However, carbon is by no means the only element capable of forming such catenae, and several other main-group elements are capable of forming an expansive range of catenae, including silicon, sulfur and boron.

The ability of an element to catenate is primarily based on the bond energy of the element to itself, which decreases with more diffuse orbitals (those with higher azimuthal quantum number) overlapping to form the bond. Hence, carbon, with the least diffuse valence shell p orbital is capable of forming longer p-p sigma bonded chains of atoms than heavier elements which bond via higher valence shell orbitals. Catenation ability is also influenced by a range of steric and electronic factors, including the electronegativity of the element in question, the molecular orbital hybridization and the ability to form different kinds of covalent bonds. For carbon, the sigma overlap between adjacent atoms is sufficiently strong that perfectly stable chains can be formed. With other elements this was once thought to be extremely difficult in spite of plenty of evidence to the contrary.

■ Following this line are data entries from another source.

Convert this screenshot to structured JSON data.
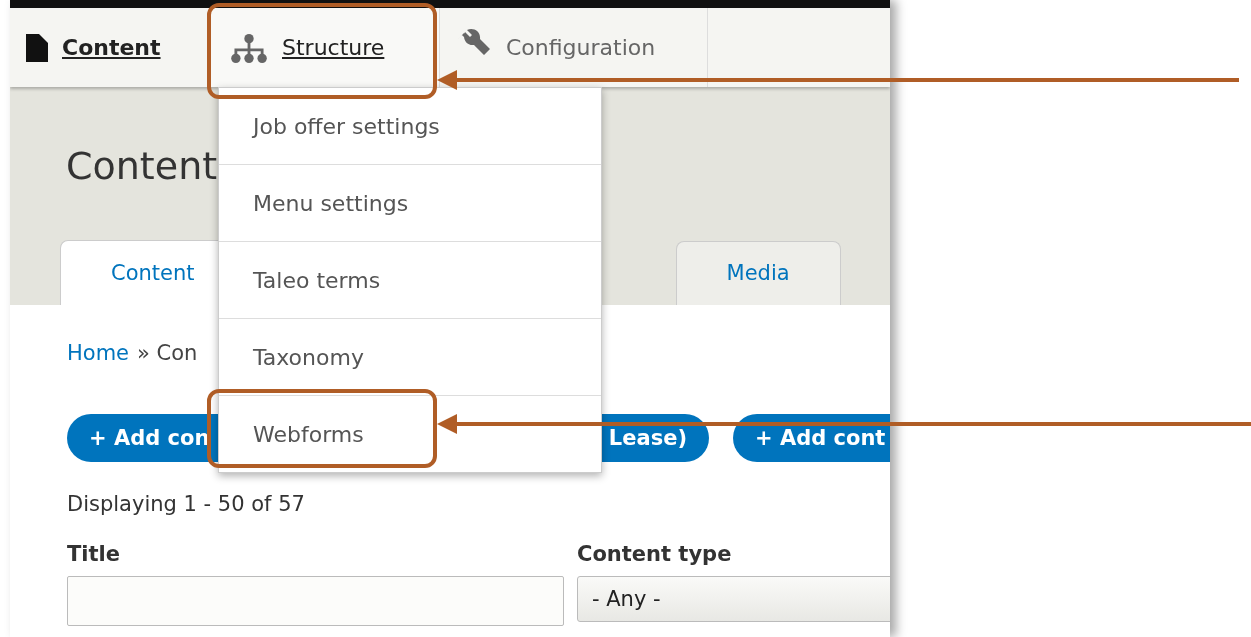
{
  "toolbar": {
    "items": [
      {
        "label": "Content"
      },
      {
        "label": "Structure"
      },
      {
        "label": "Configuration"
      }
    ]
  },
  "page_title": "Content",
  "tabs": [
    {
      "label": "Content",
      "selected": true
    },
    {
      "label": "Media",
      "selected": false
    }
  ],
  "breadcrumb": {
    "link": "Home",
    "rest": "» Con"
  },
  "action_buttons": [
    "+ Add con",
    "Lease)",
    "+ Add cont"
  ],
  "summary": "Displaying 1 - 50 of 57",
  "filters": [
    {
      "label": "Title",
      "kind": "text"
    },
    {
      "label": "Content type",
      "kind": "select",
      "value": "- Any -"
    }
  ],
  "dropdown_menu": {
    "items": [
      {
        "label": "Job offer settings"
      },
      {
        "label": "Menu settings"
      },
      {
        "label": "Taleo terms"
      },
      {
        "label": "Taxonomy"
      },
      {
        "label": "Webforms"
      }
    ]
  }
}
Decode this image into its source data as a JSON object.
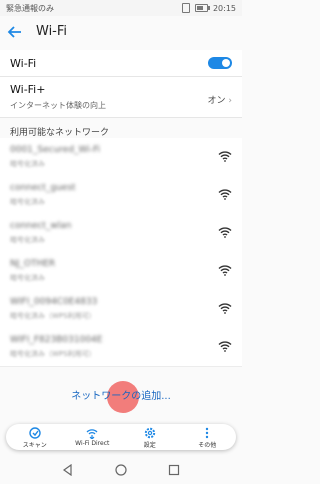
{
  "status_bar": {
    "left_text": "緊急通報のみ",
    "time": "20:15",
    "battery_level": 0.7
  },
  "header": {
    "title": "Wi-Fi"
  },
  "wifi_toggle": {
    "label": "Wi-Fi",
    "on": true
  },
  "wifi_plus": {
    "label": "Wi-Fi+",
    "subtitle": "インターネット体験の向上",
    "state": "オン"
  },
  "networks_section": {
    "title": "利用可能なネットワーク"
  },
  "networks": [
    {
      "name": "0001_Secured_Wi-Fi",
      "desc": "暗号化済み"
    },
    {
      "name": "connect_guest",
      "desc": "暗号化済み"
    },
    {
      "name": "connect_wlan",
      "desc": "暗号化済み"
    },
    {
      "name": "NJ_OTHER",
      "desc": "暗号化済み"
    },
    {
      "name": "WIFI_0094C0E4833",
      "desc": "暗号化済み（WPS利用可）"
    },
    {
      "name": "WIFI_F823B031004E",
      "desc": "暗号化済み（WPS利用可）"
    }
  ],
  "add_network": {
    "label": "ネットワークの追加..."
  },
  "toolbar": [
    {
      "label": "スキャン",
      "icon": "scan-icon"
    },
    {
      "label": "Wi-Fi Direct",
      "icon": "wifi-direct-icon"
    },
    {
      "label": "設定",
      "icon": "gear-icon"
    },
    {
      "label": "その他",
      "icon": "more-icon"
    }
  ],
  "colors": {
    "accent": "#1e88e5",
    "link": "#1565c0",
    "tap": "#ef5350"
  }
}
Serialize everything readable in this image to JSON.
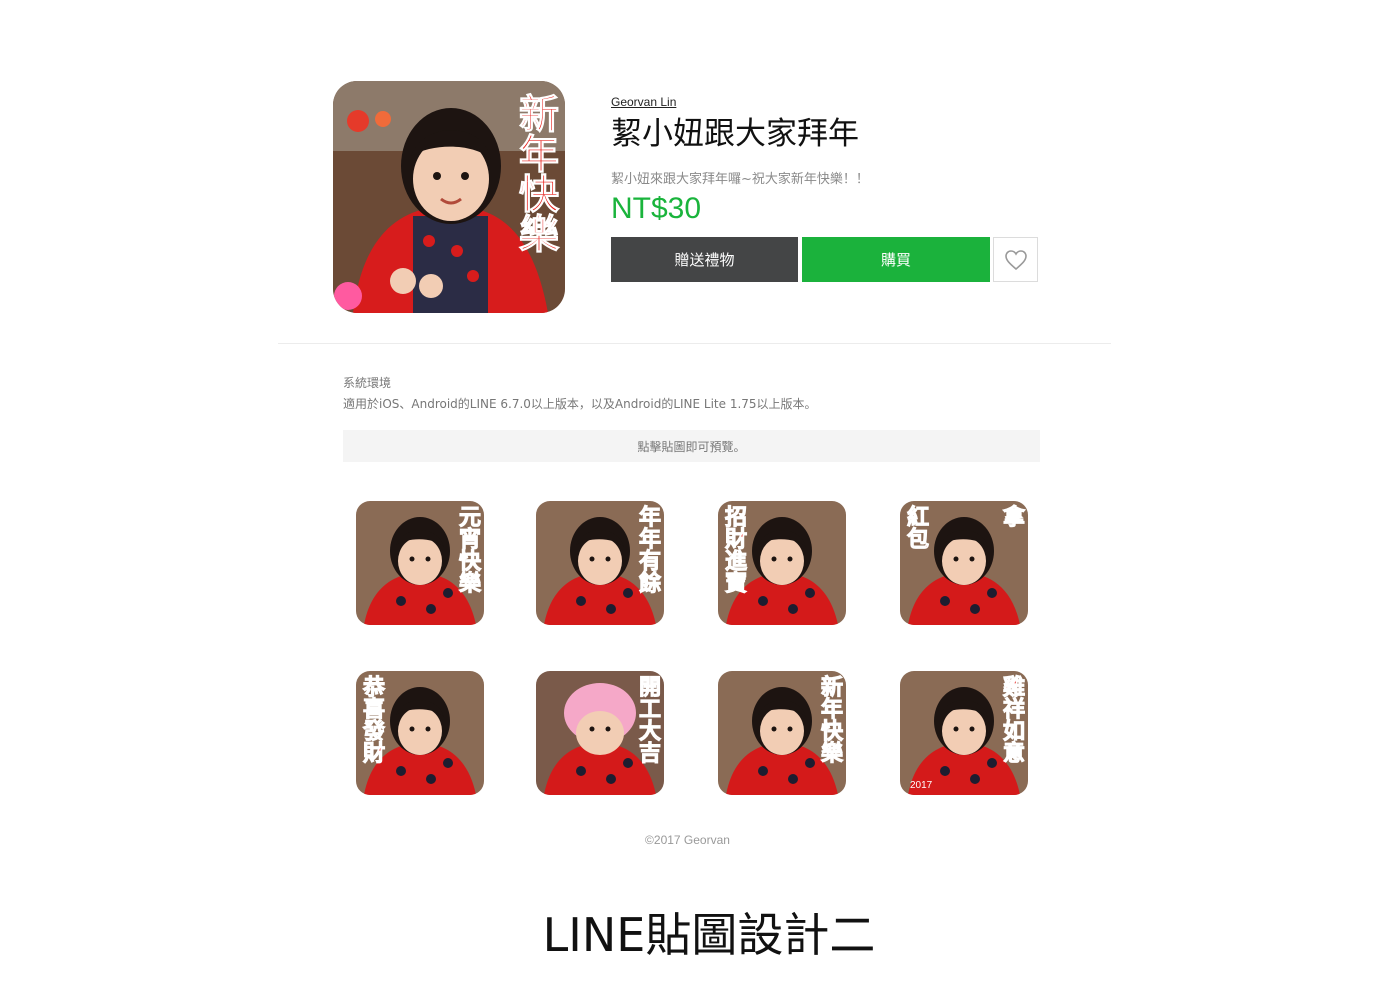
{
  "product": {
    "author": "Georvan Lin",
    "title": "絜小妞跟大家拜年",
    "description": "絜小妞來跟大家拜年囉~祝大家新年快樂！！",
    "price": "NT$30",
    "main_image_text": "新年快樂"
  },
  "buttons": {
    "gift_label": "贈送禮物",
    "buy_label": "購買",
    "favorite_icon": "heart-icon"
  },
  "environment": {
    "label": "系統環境",
    "text": "適用於iOS、Android的LINE 6.7.0以上版本，以及Android的LINE Lite 1.75以上版本。"
  },
  "preview_hint": "點擊貼圖即可預覽。",
  "stickers": [
    {
      "text_right": "元宵快樂",
      "text_left": ""
    },
    {
      "text_right": "年年有餘",
      "text_left": ""
    },
    {
      "text_right": "",
      "text_left": "招財進寶"
    },
    {
      "text_right": "拿",
      "text_left": "紅包"
    },
    {
      "text_right": "",
      "text_left": "恭喜發財"
    },
    {
      "text_right": "開工大吉",
      "text_left": ""
    },
    {
      "text_right": "新年快樂",
      "text_left": ""
    },
    {
      "text_right": "雞祥如意",
      "text_left": "",
      "year": "2017"
    }
  ],
  "footer": {
    "copyright": "©2017 Georvan"
  },
  "caption": "LINE貼圖設計二",
  "colors": {
    "price_green": "#1ab43c",
    "buy_green": "#1bb23c",
    "gift_gray": "#444546",
    "sticker_red": "#e4140e"
  }
}
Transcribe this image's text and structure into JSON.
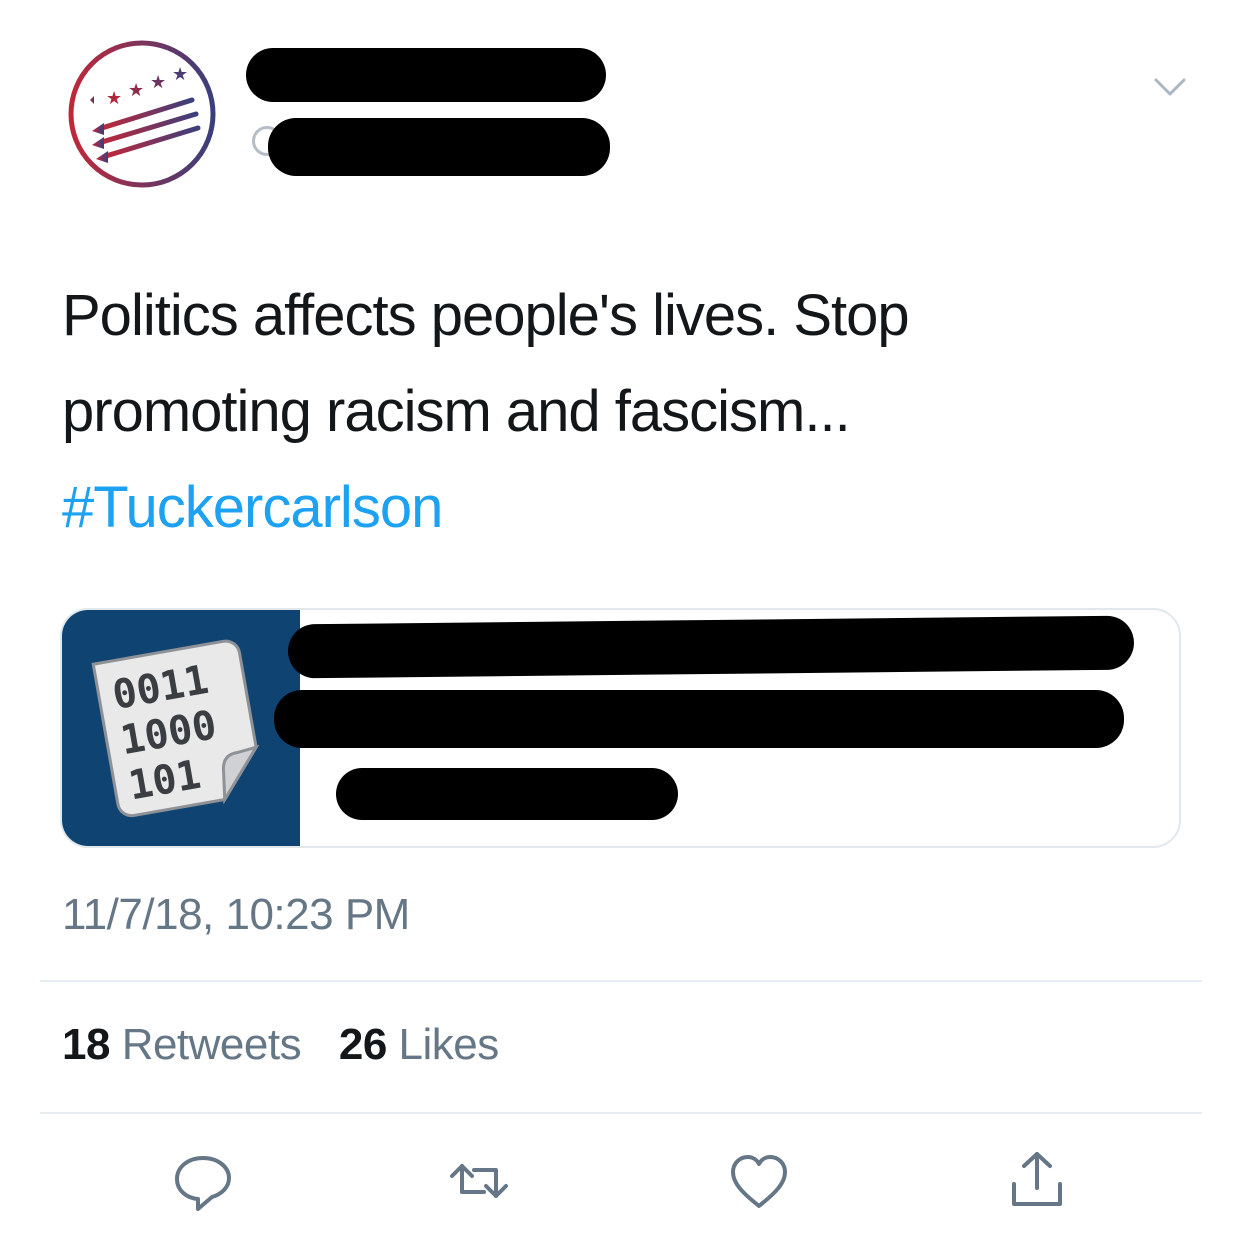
{
  "tweet": {
    "text": "Politics affects people's lives. Stop promoting racism and fascism...",
    "hashtag": "#Tuckercarlson",
    "timestamp": "11/7/18, 10:23 PM"
  },
  "card": {
    "thumbnail_lines": [
      "0011",
      "1000",
      "101"
    ]
  },
  "stats": {
    "retweets_count": "18",
    "retweets_label": "Retweets",
    "likes_count": "26",
    "likes_label": "Likes"
  },
  "actions": {
    "reply": "reply-icon",
    "retweet": "retweet-icon",
    "like": "heart-icon",
    "share": "share-icon"
  },
  "colors": {
    "hashtag": "#1da1f2",
    "secondary_text": "#657786",
    "card_thumb_bg": "#0f4371",
    "logo_red": "#b0283a",
    "logo_navy": "#3c3f78"
  }
}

The versatile chemistry of elemental sulfur is largely due to catenation. In the native state, sulfur exists as S8 molecules. On heating these rings open and link together giving rise to increasingly long chains, as evidenced by the progressive increase in viscosity as the chains lengthen. Selenium and tellurium also show variants of these structural motifs.

Silicon can form sigma bonds to other silicon atoms (and disilane is the parent of this class of compounds). However, it is difficult to prepare and isolate SinH2n+2 (analogous to the saturated alkane hydrocarbons) with n greater than about 8, as their thermal stability decreases with increases in the number of silicon atoms. Silanes higher in molecular weight than disilane decompose to polymeric polysilicon hydride and hydrogen.[2][3] But with a suitable pair of organic substituents in place of hydrogen on each silicon it is possible to prepare polysilanes (sometimes, erroneously called polysilenes) that are analogues of alkanes. These long chain compounds have surprising electronic properties - high electrical conductivity, for example - arising from sigma delocalization of the electrons in the chain.[4]

Phosphorus chains (with organic substituents) have been prepared, although these tend to be quite fragile. Small rings or clusters are more common.

Even silicon–silicon pi bonds are possible. However, these bonds are less stable than the carbon analogues. Disilane is quite reactive compared to ethane. Disilylenes are quite rare, unlike alkenes. Examples of disilynes, long thought to be too unstable to be isolated[5] were reported in 2004.[6]

In recent years a variety of double and triple bonds between the semi-metallic elements have been reported, including silicon, germanium, arsenic, bismuth and so on. The ability of certain main group elements to catenate is currently the subject of research into inorganic polymers.


The words to catenate and catenation reflect the Latin root catena, "chain".

See also[edit]


  1. ^ Oxford English Dictionary, 1st edition (1889) [ s.v. 'chain', definition 4g
  2. ^ W. W. Porterfield, Inorganic Chemistry: A Unified Approach, 2nd Ed.", Academic Press (1993), p. 219.
  3. ^ Inorganic Chemistry, Holleman-Wiberg, John Wiley & Sons (2001) p. 844.
  4. ^ Miller, R. D.; Michl, J. (1989). "Polysilane high polymers". Chemical Reviews. 89 (6): 1359. doi:10.1021/cr00096a006. 
  5. ^ Karni, M.; Apeloig, Y. (January 2002). "The quest for a stable silyne, RSi≡CR′. The effect of bulky substituents". Silicon Chemistry. 1 (1): 59–65. doi:10.1023/A:1016091614005. 
  6. ^ Akira Sekiguchi; Rei Kinjo; Masaaki Ichinohe (September 2004). "A Stable Compound Containing a Silicon-Silicon Triple Bond". Science. 305 (5691): 1755–1757. Bibcode:2004Sci...305.1755S. doi:10.1126/science.1102209. PMID 15375262. [1][permanent dead link]